I’m sure I am not the only one who starts a few books at a time…doesn’t your mind get tired of reading just one book? Wouldn’t you rather be bombarded with the inner workings of a few authors, and enjoy the juxtaposition of worlds, finding common themes between them and further relating to the layers and layers of your onion mind? I love this unraveling of layers, slowly exposing and rebuilding myself with every turn of the page. It is truly delightful.
Like a girl in every port, I have a book in every room.
So here are the few ports I’m visiting now:
“Jesus says the kingdom of His Father is not a subdivision for the self-righteous nor for those who feel they possess the state secret of salvation. The kingdom is not an exclusive, well-trimmed suburb with snobbish rules about who can live there. No, it is for a larger, homelier, less self-conscious caste of people who understand they are sinners because they have experienced the yaw and pitch of moral struggle.”
I got this book around 10 years ago, and I flipped through it then; but I never finished it. At the time I was deeply immersed with Donald Miller‘s writing, and that was where I was at spiritually during the time.
Right now, I’m definitely in a growth period…but not in a “Joyce Meyer” devotional kind of growth. This is a much more “Rich Mullins,” and “Brennan Manning” growth. This is when I am sitting in a garden with barefeet, digging my toes in the dirt and picking grass with my green, stained fingers, having a quiet discussion with God and trying to figure things out, kind of growth. My body is rejecting cliche phrases, and locking in on things that I can chew on:
“When I get honest, I admit I am a bundle of paradoxes. I believe and I doubt, I hope and get discouraged, I love and I hate, I feel bad about feeling good, I feel guilty about not feeling guilty. I am trusting and suspicious. I am honest and I still play games. Aristotle said I am a rational animal: I say I am an angel with an incredible capacity for beer.”

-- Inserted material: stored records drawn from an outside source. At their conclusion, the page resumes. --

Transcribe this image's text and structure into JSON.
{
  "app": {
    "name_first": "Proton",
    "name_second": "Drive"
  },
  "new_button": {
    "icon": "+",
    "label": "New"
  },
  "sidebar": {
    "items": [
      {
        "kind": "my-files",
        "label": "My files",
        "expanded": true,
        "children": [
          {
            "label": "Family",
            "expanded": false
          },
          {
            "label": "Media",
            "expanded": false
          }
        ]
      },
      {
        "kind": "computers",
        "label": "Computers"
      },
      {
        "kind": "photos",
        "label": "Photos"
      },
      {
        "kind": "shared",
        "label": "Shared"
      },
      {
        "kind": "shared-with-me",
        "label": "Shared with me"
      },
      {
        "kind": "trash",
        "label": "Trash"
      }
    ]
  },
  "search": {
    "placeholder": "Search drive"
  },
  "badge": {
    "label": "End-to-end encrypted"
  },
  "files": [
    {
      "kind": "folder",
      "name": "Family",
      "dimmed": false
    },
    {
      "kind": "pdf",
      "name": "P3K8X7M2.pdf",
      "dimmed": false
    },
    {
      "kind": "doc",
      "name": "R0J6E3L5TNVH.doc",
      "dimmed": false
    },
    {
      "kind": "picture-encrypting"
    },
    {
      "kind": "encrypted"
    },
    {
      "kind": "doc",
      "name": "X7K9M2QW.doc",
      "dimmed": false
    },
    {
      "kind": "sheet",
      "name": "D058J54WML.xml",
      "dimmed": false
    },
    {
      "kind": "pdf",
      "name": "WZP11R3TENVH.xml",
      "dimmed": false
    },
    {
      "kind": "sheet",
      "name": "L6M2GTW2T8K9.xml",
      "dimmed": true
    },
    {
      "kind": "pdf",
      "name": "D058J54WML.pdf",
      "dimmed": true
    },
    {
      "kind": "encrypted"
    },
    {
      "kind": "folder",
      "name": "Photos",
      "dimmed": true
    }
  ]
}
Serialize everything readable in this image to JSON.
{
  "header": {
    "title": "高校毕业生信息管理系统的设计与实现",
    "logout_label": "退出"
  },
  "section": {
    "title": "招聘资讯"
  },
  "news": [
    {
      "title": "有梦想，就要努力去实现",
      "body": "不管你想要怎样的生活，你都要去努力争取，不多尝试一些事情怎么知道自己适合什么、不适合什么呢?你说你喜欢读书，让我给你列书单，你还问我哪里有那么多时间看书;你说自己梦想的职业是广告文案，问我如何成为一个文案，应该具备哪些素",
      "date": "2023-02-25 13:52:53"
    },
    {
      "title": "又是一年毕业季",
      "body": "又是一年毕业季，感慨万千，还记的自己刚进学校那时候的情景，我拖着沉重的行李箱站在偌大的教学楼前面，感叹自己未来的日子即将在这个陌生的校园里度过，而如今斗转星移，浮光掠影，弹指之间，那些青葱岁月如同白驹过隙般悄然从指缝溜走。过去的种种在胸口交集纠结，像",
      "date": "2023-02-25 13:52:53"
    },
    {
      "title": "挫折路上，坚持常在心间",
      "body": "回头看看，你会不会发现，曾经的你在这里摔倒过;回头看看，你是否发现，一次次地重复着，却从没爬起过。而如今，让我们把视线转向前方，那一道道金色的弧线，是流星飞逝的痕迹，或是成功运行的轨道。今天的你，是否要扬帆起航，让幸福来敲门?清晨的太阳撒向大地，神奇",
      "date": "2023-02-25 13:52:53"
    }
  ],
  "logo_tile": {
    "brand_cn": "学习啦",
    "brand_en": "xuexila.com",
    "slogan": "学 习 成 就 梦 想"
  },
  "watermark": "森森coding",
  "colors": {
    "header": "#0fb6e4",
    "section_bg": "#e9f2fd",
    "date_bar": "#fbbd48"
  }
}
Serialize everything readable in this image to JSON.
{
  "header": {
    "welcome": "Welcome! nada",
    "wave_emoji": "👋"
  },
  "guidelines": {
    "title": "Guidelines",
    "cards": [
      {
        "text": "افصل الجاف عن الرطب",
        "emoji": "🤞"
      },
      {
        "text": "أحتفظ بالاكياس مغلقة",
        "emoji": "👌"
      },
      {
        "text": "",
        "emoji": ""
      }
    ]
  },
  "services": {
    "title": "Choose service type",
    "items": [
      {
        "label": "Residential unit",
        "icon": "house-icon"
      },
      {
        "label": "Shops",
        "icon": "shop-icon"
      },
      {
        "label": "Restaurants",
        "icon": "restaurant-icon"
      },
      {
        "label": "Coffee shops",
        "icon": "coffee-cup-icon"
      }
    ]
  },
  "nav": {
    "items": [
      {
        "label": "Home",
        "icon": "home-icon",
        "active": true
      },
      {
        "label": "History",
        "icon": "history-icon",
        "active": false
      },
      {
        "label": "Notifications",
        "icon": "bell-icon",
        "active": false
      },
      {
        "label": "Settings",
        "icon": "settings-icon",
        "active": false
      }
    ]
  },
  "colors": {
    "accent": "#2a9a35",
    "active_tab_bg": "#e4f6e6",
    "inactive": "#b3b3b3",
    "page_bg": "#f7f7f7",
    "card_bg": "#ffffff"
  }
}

I wish I could thank Brennan for writing this, but unfortunately his time here has passed. I am so grateful he took the time to scribble the painful throes we wrestle with in our lives, though. It can be hard to find reality when you are living in a well-irrigated desert, and the illusion of green grass lays on top of the barren ground underneath. Sometimes it’s nice to help someone pull the sod up, and finally appreciate the beauty of life in the desert, however small or prickly it may be.
This is another book that speaks from a different perspective…the perspective of the creative artist.
Artists have it bad, because we see everything from a different angle. We get distracted on Sundays because of the way the light is shining on the curtains. We find it interesting how the Pastor uses different words than we do, and spend time writing down these different words on index cards during the sermon, rather than listening to the sermon. Artists are going to argue and fight and roll their eyes over really basic things: like the use of the color beige.
So to throw theology at them is like throwing paint onto oil. You might get some of it to stick, but it’s still going to be just colorful oil in the end.
You might be able to change the color of the walls in a church, but you aren’t going to be able to change the color of an artist. They’re stubborn, and they’re opinionated…and most of the time they’re repressing the daylights out of the nonsense that is engrossing their mental energy.
I have thoroughly enjoyed this book because it is a relief to read someone with the same ridiculous ideas interwoven with thought-provoking theology:
“Ever since I was a little boy, I’ve wondered what God looks like. At first I figured He was just like a puff of smoke, since He was a “spirit” and didn’t have flesh and blood like me, but then I remembered reading in Genesis that He decided to make man in His “image,” whatever that meant…Maybe it’s just my odd mind at work, but if, by some chance, we aren’t the only ones He created, and out there in the vastness of the universe is another life form, another planet and another people He is trying to have relationship with, would He have created them in His image as well, or would He have thought about throwing a curve ball, spicing things up a bit? These are the things I ponder, and they are probably the stupidest things I could spend my time pondering.”
And that is why I am reading this book.
Well, the kids are reading this for a Literature class, so naturally I have to read it with them.
The funny thing is, since I haven’t read it in so long, I had forgotten how very long Austen’s sentences are.
So very, very long.
The sentences Austen wrote were as long as the wandering, speckled verdant highlands road in late spring, well after the last toilsome, precipitate showers pelted the intemperate soil in such a way as to wonder if Miss Lucas’ afternoon parlor chatter may have summoned the impenetrable riot of showers and clatter of thunder, in order to bequeath a polite farewell to her monologue; which may have, in fact, allowed the younger ladies leisure to take a sip of their tea without the uncertain moments when they felt the very requisition of their eyebrows to raise, in so much as to suggest that they were, indeed, following along with the story all along.
I shall look forward to returning to my stomping grounds with the Bronte sisters, who made much more sense, with clearer grammar, and outside of drawing rooms. That is the biggest difference that I see: Austen’s settings were always inside. The Bronte sisters wrote stories which involved travel. I enjoy the Brontes’s world a little more, for that reason. Less sitting, more moving.